**WORK TO BE COMPLETED**. Output every line of the material exactly, omitting images.

**DATA RECORDS**.
◆ ◆ ◆

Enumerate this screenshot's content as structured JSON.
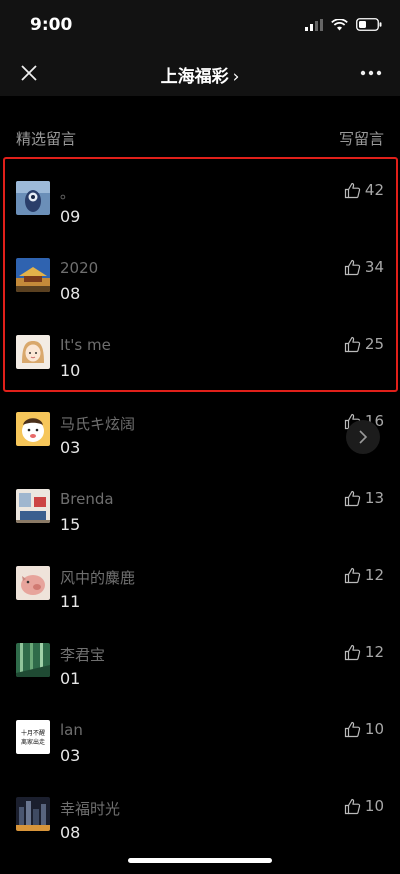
{
  "status_bar": {
    "time": "9:00"
  },
  "nav": {
    "title": "上海福彩",
    "title_chevron": "›",
    "close_icon": "close-icon",
    "more_icon": "more-icon"
  },
  "section": {
    "title": "精选留言",
    "write_label": "写留言"
  },
  "colors": {
    "background": "#000000",
    "highlight": "#e0201a",
    "name_text": "#6f6f6f",
    "comment_text": "#e6e6e6"
  },
  "comments": [
    {
      "name": "。",
      "text": "09",
      "likes": "42",
      "avatar": "avatar-blue-statue"
    },
    {
      "name": "2020",
      "text": "08",
      "likes": "34",
      "avatar": "avatar-temple"
    },
    {
      "name": "It's me",
      "text": "10",
      "likes": "25",
      "avatar": "avatar-cartoon-girl"
    },
    {
      "name": "马氏キ炫阔",
      "text": "03",
      "likes": "16",
      "avatar": "avatar-cartoon-baby"
    },
    {
      "name": "Brenda",
      "text": "15",
      "likes": "13",
      "avatar": "avatar-room"
    },
    {
      "name": "风中的麋鹿",
      "text": "11",
      "likes": "12",
      "avatar": "avatar-pig"
    },
    {
      "name": "李君宝",
      "text": "01",
      "likes": "12",
      "avatar": "avatar-bamboo"
    },
    {
      "name": "lan",
      "text": "03",
      "likes": "10",
      "avatar": "avatar-text-card",
      "avatar_text": [
        "十月不醒",
        "离家出走"
      ]
    },
    {
      "name": "幸福时光",
      "text": "08",
      "likes": "10",
      "avatar": "avatar-city"
    }
  ]
}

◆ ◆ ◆

**SOLUTION TO THE EXERCISE**.
Enumerate this screenshot's content as structured JSON.
{
  "status_bar": {
    "time": "9:00"
  },
  "nav": {
    "title": "上海福彩",
    "title_chevron": "›",
    "close_icon": "close-icon",
    "more_icon": "more-icon"
  },
  "section": {
    "title": "精选留言",
    "write_label": "写留言"
  },
  "colors": {
    "background": "#000000",
    "highlight": "#e0201a",
    "name_text": "#6f6f6f",
    "comment_text": "#e6e6e6"
  },
  "comments": [
    {
      "name": "。",
      "text": "09",
      "likes": "42",
      "avatar": "avatar-blue-statue"
    },
    {
      "name": "2020",
      "text": "08",
      "likes": "34",
      "avatar": "avatar-temple"
    },
    {
      "name": "It's me",
      "text": "10",
      "likes": "25",
      "avatar": "avatar-cartoon-girl"
    },
    {
      "name": "马氏キ炫阔",
      "text": "03",
      "likes": "16",
      "avatar": "avatar-cartoon-baby"
    },
    {
      "name": "Brenda",
      "text": "15",
      "likes": "13",
      "avatar": "avatar-room"
    },
    {
      "name": "风中的麋鹿",
      "text": "11",
      "likes": "12",
      "avatar": "avatar-pig"
    },
    {
      "name": "李君宝",
      "text": "01",
      "likes": "12",
      "avatar": "avatar-bamboo"
    },
    {
      "name": "lan",
      "text": "03",
      "likes": "10",
      "avatar": "avatar-text-card",
      "avatar_text": [
        "十月不醒",
        "离家出走"
      ]
    },
    {
      "name": "幸福时光",
      "text": "08",
      "likes": "10",
      "avatar": "avatar-city"
    }
  ]
}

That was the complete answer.